Many hospitals today utilise Medical Emergency Teams (MET) to provide a rapid response resource for wards managing an acutely deteriorating patient or medical emergency. MET teams usually include critical care or specially trained nurses.
In this paper published in Australian Critical Care, the use of shared mental models (SMM’s) is discussed to improve decision making and performance under stress, within MET teams with the goal of enhancing patient outcomes.
SMM’s can be thought of as a preexisting shared understanding of situations and responses and how these sit within team members relationships and responsibilities.
(1) common expectations of roles and responsibilities among team members
(2) in-depth understanding of functions and forms of various subtasks
(3) common expectations for interaction and communication patterns between team members as they accomplish various subtasks, and
(4) general agreement on main goals of integrated task performance.
The 6 habits:
The authors propose 6 specific habits to assist in performance improvement of MET teams.
|Six habits to enhance the performance of Medical Emergency Teams.|
|Habit 1:||No surprises – principle of shared expectations|
|Habit 2:||Know the endpoints – principle of shared goals|
|Habit 3:||Back yourself – principle of self-efficacy|
|Habit 4:||Confident leaders get hard things done – principle of team leader self-efficacy|
|Habit 5:||Wisdom in asking questions – the principle of reflective practice|
|Habit 6:||The value of mateship – principles of team cohesion|
When the team first assembles there should (if possible) be a short pause to enable team members to introduce themselves, establish roles and discuss expectations.
I would also add here the primary importance of introducing the MET team to the staff of the home ward, identifying key staff members from that ward that are involved with the patient care and INCLUDING them as an important part of any MET response.
In this way, shared expectations […] will enhance automatic decision processes reflected in intuitive and automatic thinking. This thinking enables individuals to react effectively and enhances team performance. Such considerations should also promote more rapid and effective integration of information and experience, resulting in faster decisions and higher quality team performance.
Know the endpoints:
The expected clinical endpoints should be made clear to all team members. For example:
If no clear clinical endpoints are established, the member may experience task uncertainty and heightened levels of stress, as they administer fluids without a specific systolic (SBP) or mean arterial blood pressure target. If the team leader clearly outlined a target SBP prior to administering IV fluids, the team member could pay greater attention to administering fluids and gain confidence in expected outcomes.
You must believe in your abilities and skills in managing complex and emergent clinical situations. Such belief is developed by engaging in both formal education/training and experiences in the work environment both real and simulated.
At the team level, high task-specific self-efficacy in regard to action learning processes correlates with the use of non-analytic decision methods. Such methods allow rapid execution of decision strategies in familiar contexts.

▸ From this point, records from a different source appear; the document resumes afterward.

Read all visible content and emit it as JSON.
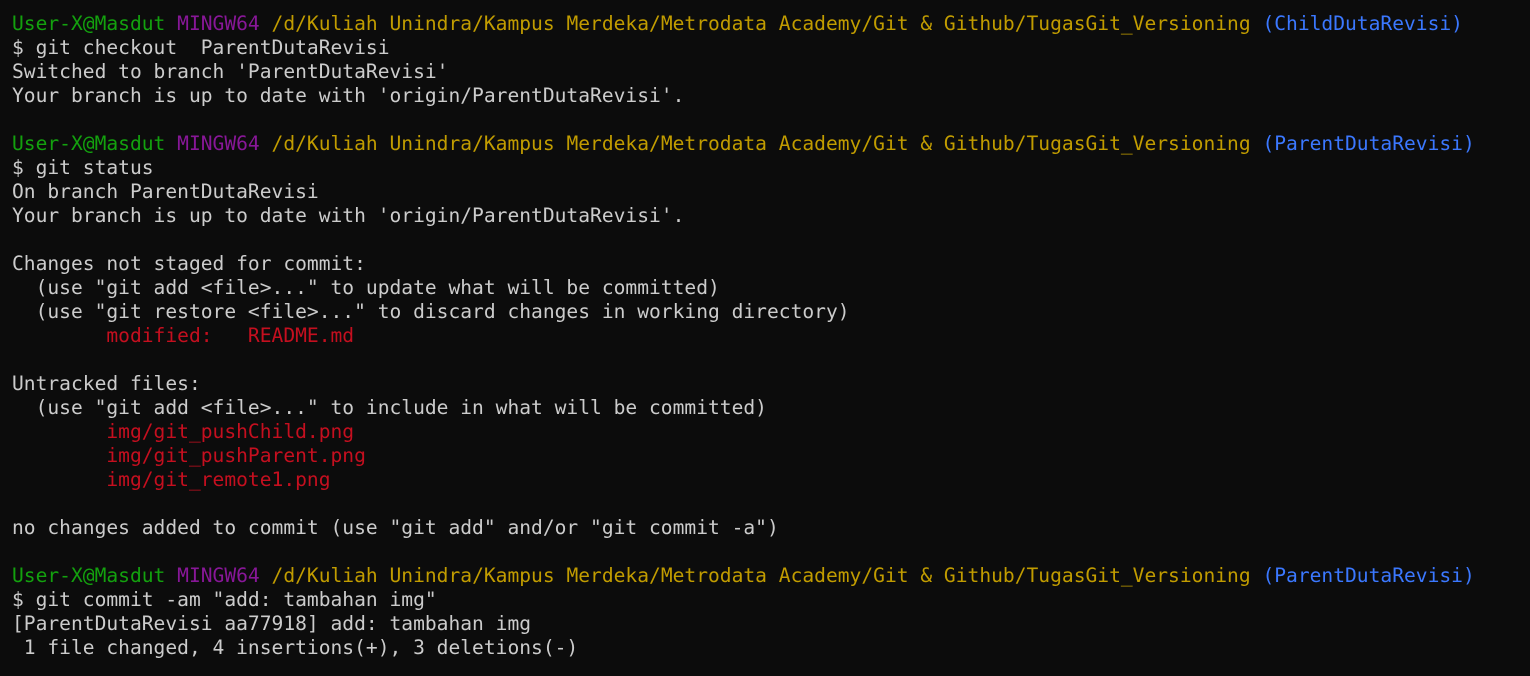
{
  "colors": {
    "background": "#0c0c0c",
    "foreground": "#cccccc",
    "user": "#13a10e",
    "host": "#881798",
    "path": "#c19c00",
    "branch": "#3b78ff",
    "red": "#c50f1f"
  },
  "blocks": [
    {
      "prompt": {
        "user": "User-X@Masdut",
        "host": "MINGW64",
        "path": "/d/Kuliah Unindra/Kampus Merdeka/Metrodata Academy/Git & Github/TugasGit_Versioning",
        "branch": "(ChildDutaRevisi)"
      },
      "command": "$ git checkout  ParentDutaRevisi",
      "output": [
        {
          "text": "Switched to branch 'ParentDutaRevisi'",
          "color": "normal"
        },
        {
          "text": "Your branch is up to date with 'origin/ParentDutaRevisi'.",
          "color": "normal"
        },
        {
          "text": "",
          "color": "normal"
        }
      ]
    },
    {
      "prompt": {
        "user": "User-X@Masdut",
        "host": "MINGW64",
        "path": "/d/Kuliah Unindra/Kampus Merdeka/Metrodata Academy/Git & Github/TugasGit_Versioning",
        "branch": "(ParentDutaRevisi)"
      },
      "command": "$ git status",
      "output": [
        {
          "text": "On branch ParentDutaRevisi",
          "color": "normal"
        },
        {
          "text": "Your branch is up to date with 'origin/ParentDutaRevisi'.",
          "color": "normal"
        },
        {
          "text": "",
          "color": "normal"
        },
        {
          "text": "Changes not staged for commit:",
          "color": "normal"
        },
        {
          "text": "  (use \"git add <file>...\" to update what will be committed)",
          "color": "normal"
        },
        {
          "text": "  (use \"git restore <file>...\" to discard changes in working directory)",
          "color": "normal"
        },
        {
          "text": "        modified:   README.md",
          "color": "red"
        },
        {
          "text": "",
          "color": "normal"
        },
        {
          "text": "Untracked files:",
          "color": "normal"
        },
        {
          "text": "  (use \"git add <file>...\" to include in what will be committed)",
          "color": "normal"
        },
        {
          "text": "        img/git_pushChild.png",
          "color": "red"
        },
        {
          "text": "        img/git_pushParent.png",
          "color": "red"
        },
        {
          "text": "        img/git_remote1.png",
          "color": "red"
        },
        {
          "text": "",
          "color": "normal"
        },
        {
          "text": "no changes added to commit (use \"git add\" and/or \"git commit -a\")",
          "color": "normal"
        },
        {
          "text": "",
          "color": "normal"
        }
      ]
    },
    {
      "prompt": {
        "user": "User-X@Masdut",
        "host": "MINGW64",
        "path": "/d/Kuliah Unindra/Kampus Merdeka/Metrodata Academy/Git & Github/TugasGit_Versioning",
        "branch": "(ParentDutaRevisi)"
      },
      "command": "$ git commit -am \"add: tambahan img\"",
      "output": [
        {
          "text": "[ParentDutaRevisi aa77918] add: tambahan img",
          "color": "normal"
        },
        {
          "text": " 1 file changed, 4 insertions(+), 3 deletions(-)",
          "color": "normal"
        }
      ]
    }
  ]
}
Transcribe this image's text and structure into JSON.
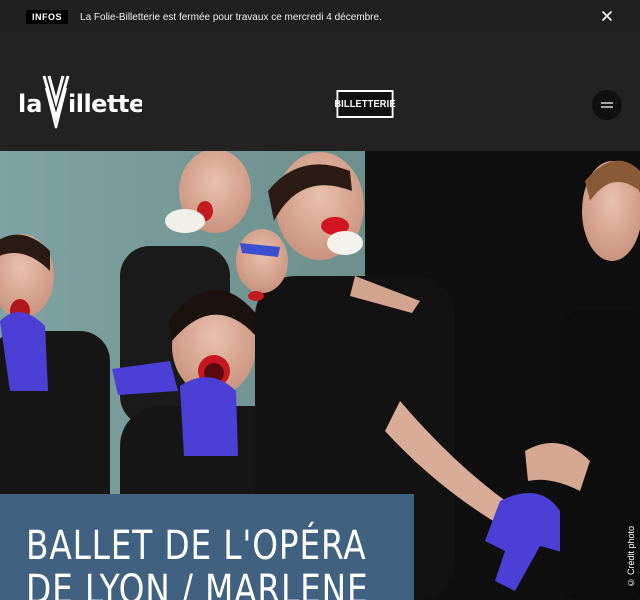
{
  "info_bar": {
    "badge": "INFOS",
    "message": "La Folie-Billetterie est fermée pour travaux ce mercredi 4 décembre.",
    "close_icon": "close-icon"
  },
  "header": {
    "logo_text": "laVillette",
    "billetterie_label": "BILLETTERIE",
    "menu_icon": "menu-icon"
  },
  "hero": {
    "title": "BALLET DE L'OPÉRA DE LYON / MARLENE",
    "credit": "© Crédit photo"
  },
  "colors": {
    "background": "#222222",
    "title_card": "#40617f",
    "glove": "#4b3fd6",
    "lips": "#e0122a"
  }
}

In situations where teams lack specific knowledge and skill required by the context, action learning suggests that teams will seek to import external resources in the form of new knowledge or additional team members.
Get the hard things done:
The team leader should also be confident in their ability to provide direction and hold leadership in a calm and clear manner.
Leaders must recognise that others can provide answers and assistance from the outset, and that the role of the leaders is to tap into various aspects of knowledge and experience held by team members.
Asking questions | Reflecting on events
Critical reflection and questioning is an essential component of the learning and skill development.
In the sense of asking questions, we refer specifically to the component of reflection that is embedded in action learning process. Reflection is essentially about posing questions to oneself or others. It is often considered part of individual thinking processes. However, team development is often predicated on action learning in team settings.
Building a strong, supportive team who are both comfortable with following direction and feel able to easily communicate. This includes feeding back problems or alternative directions is essential to build an effective and cohesive team.
Wherever possible, the MET leader should reassure team members that they performed well. The leader should also reflects upon his or her own experience or should encourage reflection among the other members of the team.
The authors conclude:
Judgement and decision making under stress is a central attribute of modern METs. The six habits embedded within this paper could be imparted to MET members and tested by health care researchers to assess the utility of this integrated approach. Each habit can be tested within training and development interventions for METs, and the habits provide a series of testable hypotheses for team planning and performance.